Kieval Lecture Series
http://hdl.handle.net/2148/1395
2020-07-11T21:39:38ZGeometry and Experiment
http://hdl.handle.net/10211.3/215873
Geometry and Experiment
Swartz, Dr. Richard Evan
This lecture will be a guided tour though some of the graphical user interfaces I have made. The first few programs, mostly demos, give neat and sometimes unexpected geometric pictures of some well-known topics in mathematics. The last few are more extensive programs which reveal hidden structure in simply stated but deceptively deep geometry problems.
2020-02-18T00:00:00ZMoving robots efficently using hig-demensional geomety
http://hdl.handle.net/10211.3/180393
Moving robots efficently using hig-demensional geomety
Ardila, Federico
Federico Ardila received his Ph.D. in 2003 from MIT and is a faculty member at San Francisco State University and the Universidad de Los Andes in his native Colombia. He studies objects in Algebra, geometry, topology, and applications by understanding their underlying combinatorial structure. He received the National Science Foundation CAREER Award and is Editor-in-Chief of the Journal of Combinatorial Theory, Ser. A. Federico is strongly committed to helping build an increasingly diverse community of mathematicians. With that goal, he started the SFSU-Colombia Combinatorics Initiative, and host over 200 combinatorics lectures on YouTube. He also co-directs the MSRI-UP undergraduate research program and has advised 40 thesis students, including 15 women, and 30 members of underrepresented groups.
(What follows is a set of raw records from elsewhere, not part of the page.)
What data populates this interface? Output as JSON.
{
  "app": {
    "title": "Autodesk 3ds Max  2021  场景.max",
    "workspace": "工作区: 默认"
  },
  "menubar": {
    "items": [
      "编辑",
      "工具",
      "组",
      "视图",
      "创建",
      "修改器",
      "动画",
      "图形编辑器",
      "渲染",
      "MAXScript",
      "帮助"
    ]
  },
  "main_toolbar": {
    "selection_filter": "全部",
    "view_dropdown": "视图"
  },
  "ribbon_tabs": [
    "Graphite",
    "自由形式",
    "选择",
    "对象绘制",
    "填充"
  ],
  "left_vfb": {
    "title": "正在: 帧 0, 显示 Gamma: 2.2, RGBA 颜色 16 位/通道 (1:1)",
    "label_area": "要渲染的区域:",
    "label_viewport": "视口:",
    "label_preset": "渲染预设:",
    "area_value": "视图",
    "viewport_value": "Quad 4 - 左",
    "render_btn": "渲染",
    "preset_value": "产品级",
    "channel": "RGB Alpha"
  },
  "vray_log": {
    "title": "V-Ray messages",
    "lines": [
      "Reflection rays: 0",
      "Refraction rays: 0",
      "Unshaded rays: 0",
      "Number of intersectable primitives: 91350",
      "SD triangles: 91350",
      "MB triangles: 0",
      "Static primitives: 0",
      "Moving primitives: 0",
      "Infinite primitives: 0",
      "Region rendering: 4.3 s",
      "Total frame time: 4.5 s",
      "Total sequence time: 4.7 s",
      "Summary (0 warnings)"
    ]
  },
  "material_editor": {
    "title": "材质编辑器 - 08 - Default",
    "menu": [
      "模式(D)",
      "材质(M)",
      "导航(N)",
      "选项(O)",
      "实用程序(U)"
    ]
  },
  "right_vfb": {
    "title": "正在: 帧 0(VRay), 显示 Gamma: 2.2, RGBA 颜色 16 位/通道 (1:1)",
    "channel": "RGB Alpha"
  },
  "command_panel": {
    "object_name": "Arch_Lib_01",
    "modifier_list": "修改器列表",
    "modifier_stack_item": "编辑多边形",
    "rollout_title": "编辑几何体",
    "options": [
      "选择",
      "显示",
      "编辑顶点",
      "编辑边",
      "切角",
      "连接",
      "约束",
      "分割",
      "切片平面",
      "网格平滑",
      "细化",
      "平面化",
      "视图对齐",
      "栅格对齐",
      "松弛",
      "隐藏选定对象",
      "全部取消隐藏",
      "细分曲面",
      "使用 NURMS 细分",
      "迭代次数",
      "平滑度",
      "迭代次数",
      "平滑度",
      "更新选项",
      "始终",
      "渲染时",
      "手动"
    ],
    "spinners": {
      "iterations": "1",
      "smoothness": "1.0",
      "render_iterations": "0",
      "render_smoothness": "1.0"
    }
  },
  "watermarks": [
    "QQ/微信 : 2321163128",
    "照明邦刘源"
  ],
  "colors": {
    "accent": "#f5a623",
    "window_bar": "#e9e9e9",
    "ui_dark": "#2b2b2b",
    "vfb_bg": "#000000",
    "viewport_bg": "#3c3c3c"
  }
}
How do we move a robot on a grid efficiently from one position to another? What is the most likely evolutionary tree of life? These questions lead to the study of high-dimensional "space of possibilities." Fortunately, geometers and algebraist have encountered and studied these kinds of spaces before. Thanks to the tools they've developed, we can build "remove controls" to navigate these complicated spaces. This talk will describe these techniques , and show how we have implemented them for some example of interests.
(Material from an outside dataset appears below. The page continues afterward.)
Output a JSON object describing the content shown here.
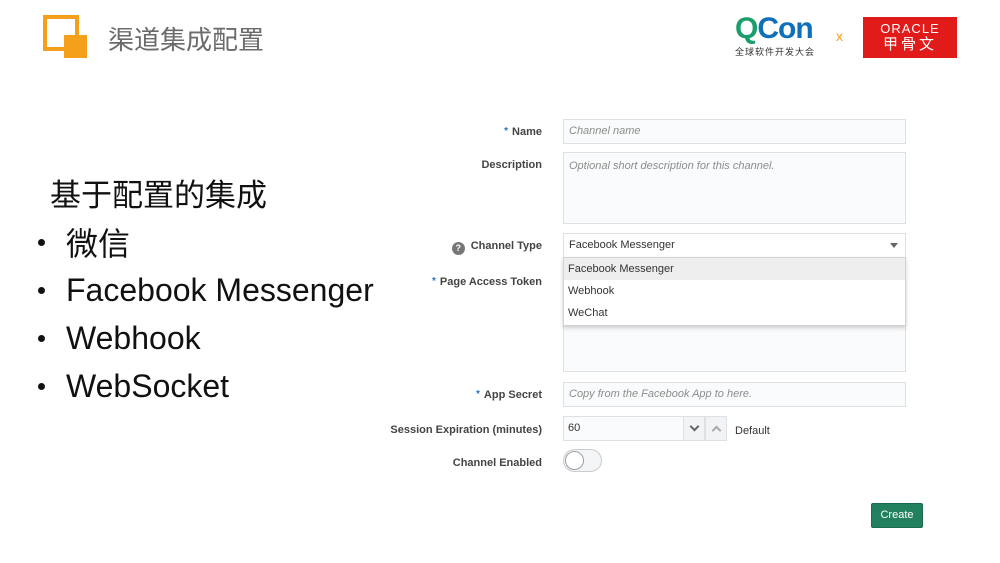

2015-09-17T00:00:00ZThrought the Looking Glass: Symmetry, the Fourth Dimension, and Beyond
http://hdl.handle.net/10211.3/180009
Throught the Looking Glass: Symmetry, the Fourth Dimension, and Beyond
Farb, Benson
Benson Farb is a Professor of Mathematics at the University of Chicago, where he studies geometry, topology, group theory and their interactions. He arrived at Chicago as a postdoc in 1994, just after getting his Ph.D. from Princeton. Farb has had 34 Ph.D. students, including 15 women. He has authored 64 papers and 5 books. Farb's awards include a Sloan Foundation Fellowship and a National Science Foundation Career award. He was elected a Fellow of the American Mathematics Society in 2012, and was an invited to speak at the International Congress of Mathematicians in Seoul in 2014.
Why are our mirror images reflected left-right but not up-down? What does the fourth dimension look like? How is it possible that a square box can be big enough to hold only one round marble, but the marble only takes up a trillionth of the space in the box? This talk will explore these questions and perhaps more surprisingly, explain how they have a profound influence on our everyday life.
2014-10-29T00:00:00ZThe Hidden Beauty of Algebra
http://hdl.handle.net/10211.3/157321
The Hidden Beauty of Algebra
Gerritsen, Margot
Is it difficult to believe that the linear algebra taught in school is attractive or even useful? Dr. Margot Gerritsen will make us believers. She shows that not only are these equations the very core of science and engineering, they can be turned into beautiful art.
2015-04-06T00:00:00Z